**Given information**

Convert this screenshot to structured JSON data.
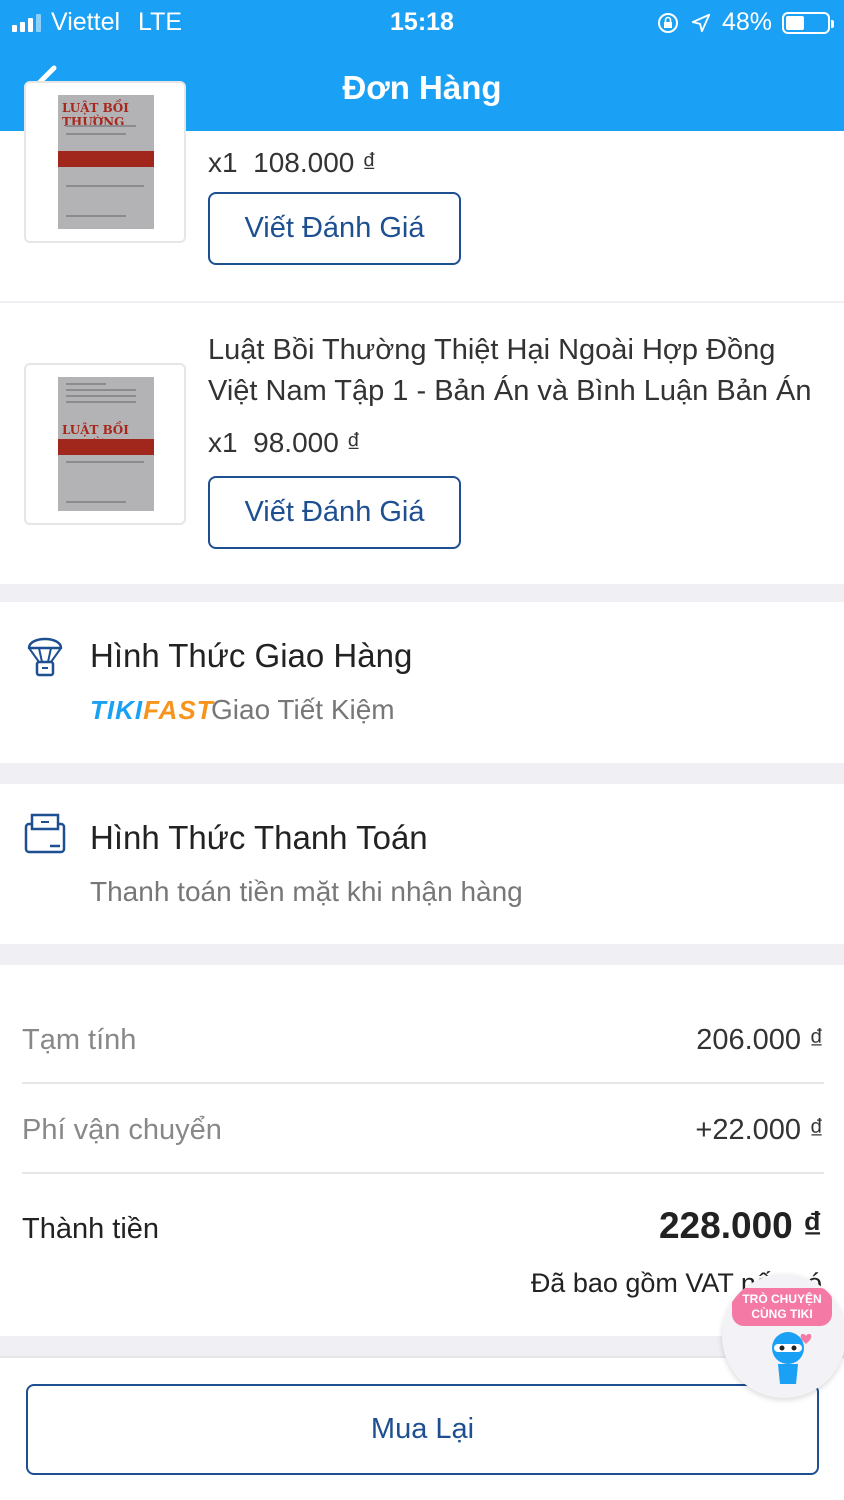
{
  "status_bar": {
    "carrier": "Viettel",
    "network": "LTE",
    "time": "15:18",
    "battery": "48%",
    "battery_level": 0.48
  },
  "header": {
    "title": "Đơn Hàng",
    "back_icon": "chevron-left-icon",
    "background": "#1aa1f5"
  },
  "items": [
    {
      "qty": "x1",
      "price": "108.000 ₫",
      "review_label": "Viết Đánh Giá",
      "cover_title": "LUẬT BỒI THƯỜNG"
    },
    {
      "title": "Luật Bồi Thường Thiệt Hại Ngoài Hợp Đồng Việt Nam Tập 1 - Bản Án và Bình Luận Bản Án",
      "qty": "x1",
      "price": "98.000 ₫",
      "review_label": "Viết Đánh Giá",
      "cover_title": "LUẬT BỒI THƯỜNG"
    }
  ],
  "shipping": {
    "title": "Hình Thức Giao Hàng",
    "brand_tiki": "TIKI",
    "brand_fast": "FAST",
    "method": "Giao Tiết Kiệm",
    "icon": "parachute-box-icon"
  },
  "payment": {
    "title": "Hình Thức Thanh Toán",
    "method": "Thanh toán tiền mặt khi nhận hàng",
    "icon": "cash-icon"
  },
  "summary": {
    "subtotal_label": "Tạm tính",
    "subtotal": "206.000 ₫",
    "shipping_label": "Phí vận chuyển",
    "shipping_fee": "+22.000 ₫",
    "total_label": "Thành tiền",
    "total": "228.000 ₫",
    "vat_note": "Đã bao gồm VAT nếu có"
  },
  "actions": {
    "rebuy_label": "Mua Lại"
  },
  "chat": {
    "line1": "TRÒ CHUYỆN",
    "line2": "CÙNG TIKI"
  },
  "colors": {
    "accent": "#1aa1f5",
    "button": "#1d4f91",
    "tiki_blue": "#1aa1f5",
    "fast_orange": "#f7941d"
  }
}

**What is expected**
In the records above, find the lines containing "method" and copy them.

**Output of the task**
    "method": "Giao Tiết Kiệm",
    "method": "Thanh toán tiền mặt khi nhận hàng",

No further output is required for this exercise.